With COVID-19 cases still at high levels, partners may need to get creative about how they will celebrate Valentine's Day, since activities like dining out or being intimate may make some uncomfortable. It's crucial to stay safe during the pandemic, but nurturing connections between couples, friends and family in a time of prolonged social-distancing is also important. How can partners maintain safety and intimacy during the pandemic? How can couples and friends still make Valentine's Day romantic or fun with fewer traditional options for celebrating? Health, sex and relationship experts from Indiana University are available to comment.
Expertise: Evolutionary behavioral sciences, gender, intimate relationships, romantic love, social and sexual monogamy, sexual behavior, sexual and reproductive health, social/sexual monogamy, sexual and gender diversity.
Justin Garcia is the executive director of The Kinsey Institute, the Ruth N. Halls Associate Professor of Gender Studies and an IU Bicentennial Professor.
Expertise: Sex and dating behavior of single adults, sex and technology, sex and medical interventions, romantic couples, virginity and social stigma, hookup culture, sextech, sexuality apps.
Amanda Gesselman is a social psychologist, head of research analytics and methodology core at the Kinsey Institute and the inaugural Anita Aldrich Endowed

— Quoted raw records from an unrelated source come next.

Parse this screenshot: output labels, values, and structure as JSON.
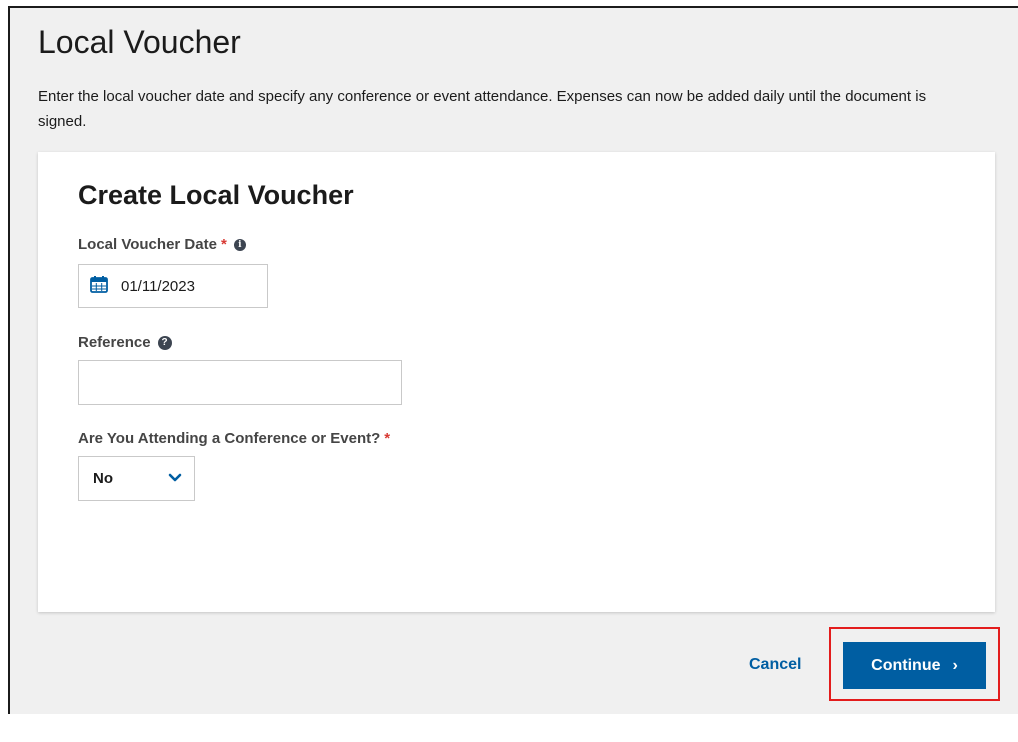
{
  "page": {
    "title": "Local Voucher",
    "description": "Enter the local voucher date and specify any conference or event attendance. Expenses can now be added daily until the document is signed."
  },
  "form": {
    "title": "Create Local Voucher",
    "date_label": "Local Voucher Date",
    "date_value": "01/11/2023",
    "reference_label": "Reference",
    "reference_value": "",
    "conference_label": "Are You Attending a Conference or Event?",
    "conference_value": "No",
    "required_mark": "*"
  },
  "actions": {
    "cancel_label": "Cancel",
    "continue_label": "Continue",
    "continue_chevron": "›"
  },
  "colors": {
    "primary": "#005ea2",
    "required": "#d83933",
    "highlight": "#e31c1c",
    "background": "#f0f0f0"
  },
  "icons": [
    "calendar-icon",
    "info-icon",
    "help-icon",
    "chevron-down-icon",
    "chevron-right-icon"
  ]
}
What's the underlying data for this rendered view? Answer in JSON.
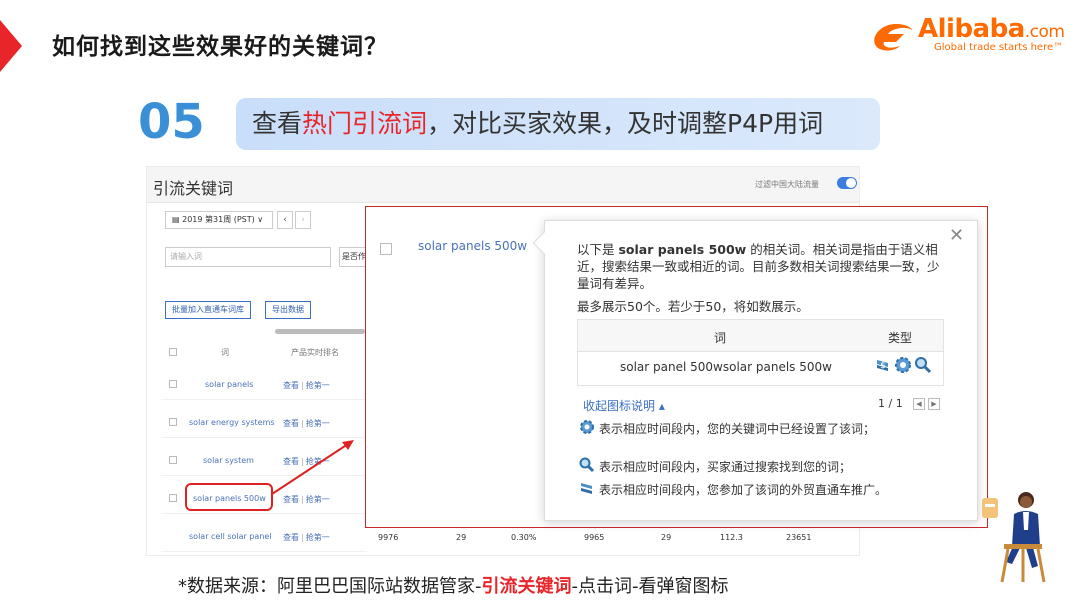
{
  "slide": {
    "title": "如何找到这些效果好的关键词？",
    "step_number": "05",
    "banner": {
      "prefix": "查看",
      "highlight": "热门引流词",
      "suffix": "，对比买家效果，及时调整P4P用词"
    },
    "source": {
      "prefix": "*数据来源：阿里巴巴国际站数据管家-",
      "highlight": "引流关键词",
      "suffix": "-点击词-看弹窗图标"
    }
  },
  "logo": {
    "name": "Alibaba",
    "domain": ".com",
    "tagline": "Global trade starts here™"
  },
  "panel": {
    "title": "引流关键词",
    "filter_label": "过滤中国大陆流量",
    "week_select": "2019 第31周 (PST)",
    "keyword_input_placeholder": "请输入词",
    "cooperate_select": "是否作",
    "buttons": {
      "bulk_add": "批量加入直通车词库",
      "export": "导出数据"
    },
    "columns": {
      "word": "词",
      "rank": "产品实时排名"
    },
    "action": {
      "view": "查看",
      "sep": "|",
      "grab": "抢第一"
    },
    "rows": [
      {
        "keyword": "solar panels"
      },
      {
        "keyword": "solar energy systems"
      },
      {
        "keyword": "solar system"
      },
      {
        "keyword": "solar panels 500w"
      },
      {
        "keyword": "solar cell solar panel"
      }
    ],
    "last_row_values": [
      "9976",
      "29",
      "0.30%",
      "9965",
      "29",
      "112.3",
      "23651"
    ]
  },
  "overlay": {
    "keyword": "solar panels 500w"
  },
  "popup": {
    "desc_pre": "以下是 ",
    "desc_keyword": "solar panels 500w",
    "desc_post": " 的相关词。相关词是指由于语义相近，搜索结果一致或相近的词。目前多数相关词搜索结果一致，少量词有差异。",
    "max_show": "最多展示50个。若少于50，将如数展示。",
    "table_header": {
      "word": "词",
      "type": "类型"
    },
    "table_rows": [
      {
        "word": "solar panel 500wsolar panels 500w"
      }
    ],
    "legend_toggle": "收起图标说明 ▴",
    "pager": "1 / 1",
    "legend": [
      {
        "icon": "gear-icon",
        "text": "表示相应时间段内，您的关键词中已经设置了该词；"
      },
      {
        "icon": "magnifier-icon",
        "text": "表示相应时间段内，买家通过搜索找到您的词；"
      },
      {
        "icon": "dollar-icon",
        "text": "表示相应时间段内，您参加了该词的外贸直通车推广。"
      }
    ]
  },
  "colors": {
    "accent_red": "#e8262a",
    "step_blue": "#3a8fd6",
    "alibaba_orange": "#ff6a00",
    "link_blue": "#4a73b8"
  }
}
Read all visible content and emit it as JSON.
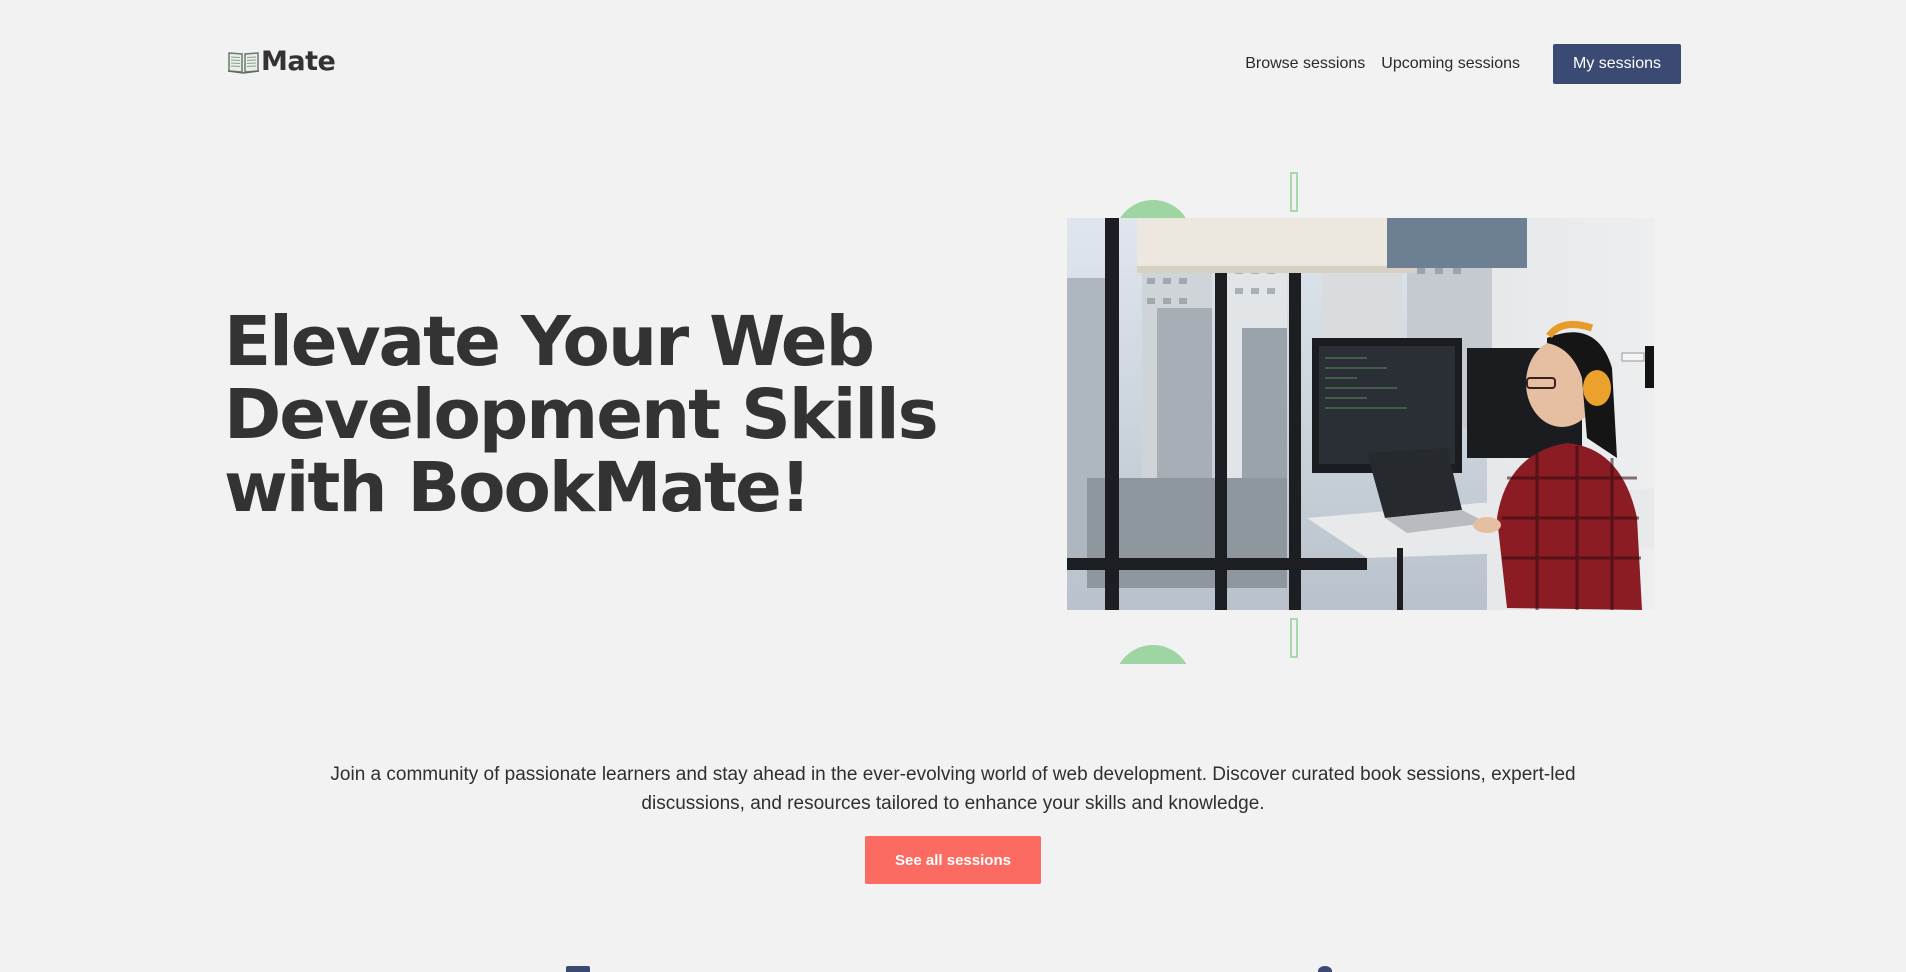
{
  "header": {
    "logo_text": "Mate",
    "logo_icon": "open-book-icon",
    "nav": {
      "browse_sessions": "Browse sessions",
      "upcoming_sessions": "Upcoming sessions",
      "my_sessions": "My sessions"
    }
  },
  "hero": {
    "title_line1": "Elevate Your Web",
    "title_line2": "Development Skills",
    "title_line3": "with BookMate!"
  },
  "intro": {
    "text": "Join a community of passionate learners and stay ahead in the ever-evolving world of web development. Discover curated book sessions, expert-led discussions, and resources tailored to enhance your skills and knowledge.",
    "cta_label": "See all sessions"
  },
  "colors": {
    "background": "#f2f2f2",
    "primary": "#3a4a72",
    "accent": "#fb6b61",
    "decor_green": "#9fd5a3",
    "text": "#333333"
  }
}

Expertise: Sexual behavior, sexual health, reproductive health, contraception, sexually transmitted infections, vulvar health, vaginal health, human sexuality, sexual enhancement products.
Debby Herbenick is a professor in the IU School of Public Health, director of the Center for Sexual Health Promotion and a research fellow at The Kinsey Institute.